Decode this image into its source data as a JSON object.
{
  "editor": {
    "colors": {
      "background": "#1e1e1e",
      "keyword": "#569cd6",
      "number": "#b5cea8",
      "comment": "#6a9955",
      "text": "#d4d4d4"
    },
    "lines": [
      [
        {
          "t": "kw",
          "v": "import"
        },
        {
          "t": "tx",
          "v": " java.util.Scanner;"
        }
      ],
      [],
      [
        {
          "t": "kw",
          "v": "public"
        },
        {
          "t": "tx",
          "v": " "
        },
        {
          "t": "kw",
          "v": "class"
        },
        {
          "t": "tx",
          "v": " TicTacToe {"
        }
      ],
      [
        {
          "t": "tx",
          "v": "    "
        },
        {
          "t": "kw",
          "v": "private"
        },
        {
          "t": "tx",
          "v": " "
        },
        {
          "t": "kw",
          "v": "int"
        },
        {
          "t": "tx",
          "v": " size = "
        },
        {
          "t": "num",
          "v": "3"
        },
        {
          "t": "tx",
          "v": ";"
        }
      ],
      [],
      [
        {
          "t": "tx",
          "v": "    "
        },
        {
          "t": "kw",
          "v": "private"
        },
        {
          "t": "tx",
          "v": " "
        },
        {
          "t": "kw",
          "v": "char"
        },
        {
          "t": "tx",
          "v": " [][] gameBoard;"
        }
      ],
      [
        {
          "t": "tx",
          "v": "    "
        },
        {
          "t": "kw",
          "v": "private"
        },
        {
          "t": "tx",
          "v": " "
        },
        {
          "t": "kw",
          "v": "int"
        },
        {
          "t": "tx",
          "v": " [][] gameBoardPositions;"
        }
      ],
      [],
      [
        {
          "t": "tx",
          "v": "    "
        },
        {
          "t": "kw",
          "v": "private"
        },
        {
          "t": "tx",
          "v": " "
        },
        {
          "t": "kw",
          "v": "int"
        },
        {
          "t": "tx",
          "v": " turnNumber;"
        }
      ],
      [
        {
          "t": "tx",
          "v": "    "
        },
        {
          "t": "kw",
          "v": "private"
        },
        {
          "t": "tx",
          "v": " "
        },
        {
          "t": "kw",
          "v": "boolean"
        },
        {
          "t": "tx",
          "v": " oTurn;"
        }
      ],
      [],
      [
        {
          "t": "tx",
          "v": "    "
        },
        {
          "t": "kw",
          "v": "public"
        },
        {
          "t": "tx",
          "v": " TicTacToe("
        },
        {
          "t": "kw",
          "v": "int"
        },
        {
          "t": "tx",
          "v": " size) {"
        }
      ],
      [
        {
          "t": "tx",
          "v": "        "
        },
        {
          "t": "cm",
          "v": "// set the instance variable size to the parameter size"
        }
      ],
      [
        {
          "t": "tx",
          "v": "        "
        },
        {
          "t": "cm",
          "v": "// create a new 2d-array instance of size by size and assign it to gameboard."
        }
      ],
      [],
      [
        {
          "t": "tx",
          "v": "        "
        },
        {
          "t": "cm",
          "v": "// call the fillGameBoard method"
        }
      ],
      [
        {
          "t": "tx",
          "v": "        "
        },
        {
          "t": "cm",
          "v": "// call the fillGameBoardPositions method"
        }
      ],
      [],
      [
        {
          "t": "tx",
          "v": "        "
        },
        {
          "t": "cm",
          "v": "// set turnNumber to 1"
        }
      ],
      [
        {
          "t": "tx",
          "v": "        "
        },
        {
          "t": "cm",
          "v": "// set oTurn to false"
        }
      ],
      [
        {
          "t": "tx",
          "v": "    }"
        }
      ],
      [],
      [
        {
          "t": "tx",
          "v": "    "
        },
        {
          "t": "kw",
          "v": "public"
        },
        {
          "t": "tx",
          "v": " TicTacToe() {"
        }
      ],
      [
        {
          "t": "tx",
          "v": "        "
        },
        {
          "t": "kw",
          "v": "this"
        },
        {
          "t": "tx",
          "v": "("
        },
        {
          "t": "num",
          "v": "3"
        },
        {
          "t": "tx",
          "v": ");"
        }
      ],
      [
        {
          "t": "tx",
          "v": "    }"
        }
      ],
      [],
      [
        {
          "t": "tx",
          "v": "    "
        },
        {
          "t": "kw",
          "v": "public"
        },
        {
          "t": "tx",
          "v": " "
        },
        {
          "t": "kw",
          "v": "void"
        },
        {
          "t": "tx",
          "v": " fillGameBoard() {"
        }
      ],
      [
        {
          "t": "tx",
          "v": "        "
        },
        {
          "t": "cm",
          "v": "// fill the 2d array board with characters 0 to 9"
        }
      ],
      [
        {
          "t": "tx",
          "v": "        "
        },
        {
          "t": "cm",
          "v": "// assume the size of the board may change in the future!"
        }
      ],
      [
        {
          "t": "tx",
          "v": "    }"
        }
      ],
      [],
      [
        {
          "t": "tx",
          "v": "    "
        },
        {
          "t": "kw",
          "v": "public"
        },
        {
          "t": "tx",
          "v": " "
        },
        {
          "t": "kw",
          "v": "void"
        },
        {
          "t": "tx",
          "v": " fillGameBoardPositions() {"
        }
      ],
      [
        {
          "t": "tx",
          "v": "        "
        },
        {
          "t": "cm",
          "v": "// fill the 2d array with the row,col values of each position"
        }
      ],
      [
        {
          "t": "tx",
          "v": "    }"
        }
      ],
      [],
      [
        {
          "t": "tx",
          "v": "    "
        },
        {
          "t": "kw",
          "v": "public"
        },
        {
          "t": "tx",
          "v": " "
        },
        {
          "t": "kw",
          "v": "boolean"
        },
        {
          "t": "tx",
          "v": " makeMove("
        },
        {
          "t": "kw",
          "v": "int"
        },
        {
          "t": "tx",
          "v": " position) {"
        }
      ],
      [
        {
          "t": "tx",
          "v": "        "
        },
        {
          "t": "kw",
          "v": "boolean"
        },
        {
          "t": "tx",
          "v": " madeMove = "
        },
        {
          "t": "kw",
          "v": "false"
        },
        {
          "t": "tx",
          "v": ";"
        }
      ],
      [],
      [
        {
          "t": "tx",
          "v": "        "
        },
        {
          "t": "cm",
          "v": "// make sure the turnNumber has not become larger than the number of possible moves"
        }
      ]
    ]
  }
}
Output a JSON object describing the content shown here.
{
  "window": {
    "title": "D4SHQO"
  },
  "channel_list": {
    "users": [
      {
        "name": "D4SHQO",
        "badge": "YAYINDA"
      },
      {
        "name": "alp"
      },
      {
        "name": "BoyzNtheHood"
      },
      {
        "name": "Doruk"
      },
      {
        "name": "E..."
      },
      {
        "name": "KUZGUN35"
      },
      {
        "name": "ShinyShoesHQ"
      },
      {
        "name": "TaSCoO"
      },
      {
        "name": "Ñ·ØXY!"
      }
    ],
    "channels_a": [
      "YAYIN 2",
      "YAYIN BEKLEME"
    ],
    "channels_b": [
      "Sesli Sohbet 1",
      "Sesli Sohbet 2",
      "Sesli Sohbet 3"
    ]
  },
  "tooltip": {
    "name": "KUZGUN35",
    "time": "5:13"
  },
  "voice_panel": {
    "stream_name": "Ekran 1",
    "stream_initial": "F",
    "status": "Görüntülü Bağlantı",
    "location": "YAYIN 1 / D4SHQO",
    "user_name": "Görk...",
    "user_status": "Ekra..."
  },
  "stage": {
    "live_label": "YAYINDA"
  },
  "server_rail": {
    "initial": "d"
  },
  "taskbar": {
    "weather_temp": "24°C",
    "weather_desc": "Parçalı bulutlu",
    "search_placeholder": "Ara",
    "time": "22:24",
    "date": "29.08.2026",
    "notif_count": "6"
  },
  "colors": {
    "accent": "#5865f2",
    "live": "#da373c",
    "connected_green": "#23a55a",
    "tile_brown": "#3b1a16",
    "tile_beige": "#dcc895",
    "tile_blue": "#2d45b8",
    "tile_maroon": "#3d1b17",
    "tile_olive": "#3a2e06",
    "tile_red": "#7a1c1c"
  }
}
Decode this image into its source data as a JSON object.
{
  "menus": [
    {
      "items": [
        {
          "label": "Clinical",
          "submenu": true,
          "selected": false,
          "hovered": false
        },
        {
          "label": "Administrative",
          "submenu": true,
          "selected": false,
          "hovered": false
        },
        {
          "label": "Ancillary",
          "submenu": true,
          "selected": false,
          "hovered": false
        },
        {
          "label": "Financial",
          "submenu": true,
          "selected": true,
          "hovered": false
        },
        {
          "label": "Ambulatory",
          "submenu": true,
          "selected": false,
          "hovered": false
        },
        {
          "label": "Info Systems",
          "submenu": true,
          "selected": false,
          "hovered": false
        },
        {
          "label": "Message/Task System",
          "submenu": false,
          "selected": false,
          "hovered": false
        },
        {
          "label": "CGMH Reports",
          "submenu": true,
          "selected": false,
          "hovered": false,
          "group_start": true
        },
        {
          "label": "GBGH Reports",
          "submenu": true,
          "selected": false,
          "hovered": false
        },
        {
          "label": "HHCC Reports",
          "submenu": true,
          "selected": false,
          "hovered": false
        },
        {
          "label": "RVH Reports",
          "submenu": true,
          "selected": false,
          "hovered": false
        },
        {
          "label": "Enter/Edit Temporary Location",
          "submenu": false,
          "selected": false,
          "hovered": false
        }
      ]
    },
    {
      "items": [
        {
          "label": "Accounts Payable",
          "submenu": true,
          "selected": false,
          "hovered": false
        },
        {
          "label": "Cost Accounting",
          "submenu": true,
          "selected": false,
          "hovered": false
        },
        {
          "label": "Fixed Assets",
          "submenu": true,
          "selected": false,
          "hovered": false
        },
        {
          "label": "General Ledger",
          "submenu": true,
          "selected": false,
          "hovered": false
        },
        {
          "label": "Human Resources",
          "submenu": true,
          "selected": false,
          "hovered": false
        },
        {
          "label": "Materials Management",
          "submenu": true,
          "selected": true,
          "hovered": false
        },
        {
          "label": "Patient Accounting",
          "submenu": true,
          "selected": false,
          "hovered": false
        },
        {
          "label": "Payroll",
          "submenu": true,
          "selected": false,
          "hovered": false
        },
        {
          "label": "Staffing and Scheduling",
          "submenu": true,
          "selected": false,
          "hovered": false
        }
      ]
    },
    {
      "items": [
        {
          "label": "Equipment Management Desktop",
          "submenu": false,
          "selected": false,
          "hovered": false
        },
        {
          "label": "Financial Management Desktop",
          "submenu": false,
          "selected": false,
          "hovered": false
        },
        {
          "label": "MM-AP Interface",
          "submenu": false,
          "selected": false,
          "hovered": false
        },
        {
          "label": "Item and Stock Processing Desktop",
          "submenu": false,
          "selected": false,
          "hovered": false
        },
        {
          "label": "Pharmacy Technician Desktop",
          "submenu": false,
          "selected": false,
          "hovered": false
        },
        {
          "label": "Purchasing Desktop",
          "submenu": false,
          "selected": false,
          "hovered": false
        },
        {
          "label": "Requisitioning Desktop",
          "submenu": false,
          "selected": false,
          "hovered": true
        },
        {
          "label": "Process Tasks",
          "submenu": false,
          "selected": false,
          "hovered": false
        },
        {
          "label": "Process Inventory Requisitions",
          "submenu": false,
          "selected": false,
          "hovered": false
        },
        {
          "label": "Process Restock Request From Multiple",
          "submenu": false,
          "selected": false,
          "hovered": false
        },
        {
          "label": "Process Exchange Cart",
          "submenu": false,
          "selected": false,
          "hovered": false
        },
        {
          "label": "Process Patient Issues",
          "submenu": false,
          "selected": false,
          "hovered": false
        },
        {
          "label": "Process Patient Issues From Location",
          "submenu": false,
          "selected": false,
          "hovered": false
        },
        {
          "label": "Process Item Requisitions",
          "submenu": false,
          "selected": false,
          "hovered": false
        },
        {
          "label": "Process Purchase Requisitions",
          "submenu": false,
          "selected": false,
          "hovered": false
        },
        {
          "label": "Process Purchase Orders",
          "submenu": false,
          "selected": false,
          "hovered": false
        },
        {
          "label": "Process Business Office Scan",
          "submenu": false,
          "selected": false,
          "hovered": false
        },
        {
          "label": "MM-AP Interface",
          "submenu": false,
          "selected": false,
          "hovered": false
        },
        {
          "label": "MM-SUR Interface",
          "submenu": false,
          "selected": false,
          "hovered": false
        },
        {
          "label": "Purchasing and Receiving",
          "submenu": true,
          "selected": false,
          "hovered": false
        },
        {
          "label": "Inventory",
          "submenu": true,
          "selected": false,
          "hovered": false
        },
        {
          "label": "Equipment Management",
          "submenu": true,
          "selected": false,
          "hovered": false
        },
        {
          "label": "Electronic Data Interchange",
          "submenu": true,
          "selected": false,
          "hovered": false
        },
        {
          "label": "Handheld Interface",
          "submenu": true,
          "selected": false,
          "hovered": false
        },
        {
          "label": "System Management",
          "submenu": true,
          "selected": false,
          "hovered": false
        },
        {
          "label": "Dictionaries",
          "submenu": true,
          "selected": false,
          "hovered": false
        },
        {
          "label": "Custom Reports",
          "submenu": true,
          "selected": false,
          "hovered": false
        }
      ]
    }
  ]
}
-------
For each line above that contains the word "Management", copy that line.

          "label": "Materials Management",
          "label": "Equipment Management Desktop",
          "label": "Financial Management Desktop",
          "label": "Equipment Management",
          "label": "System Management",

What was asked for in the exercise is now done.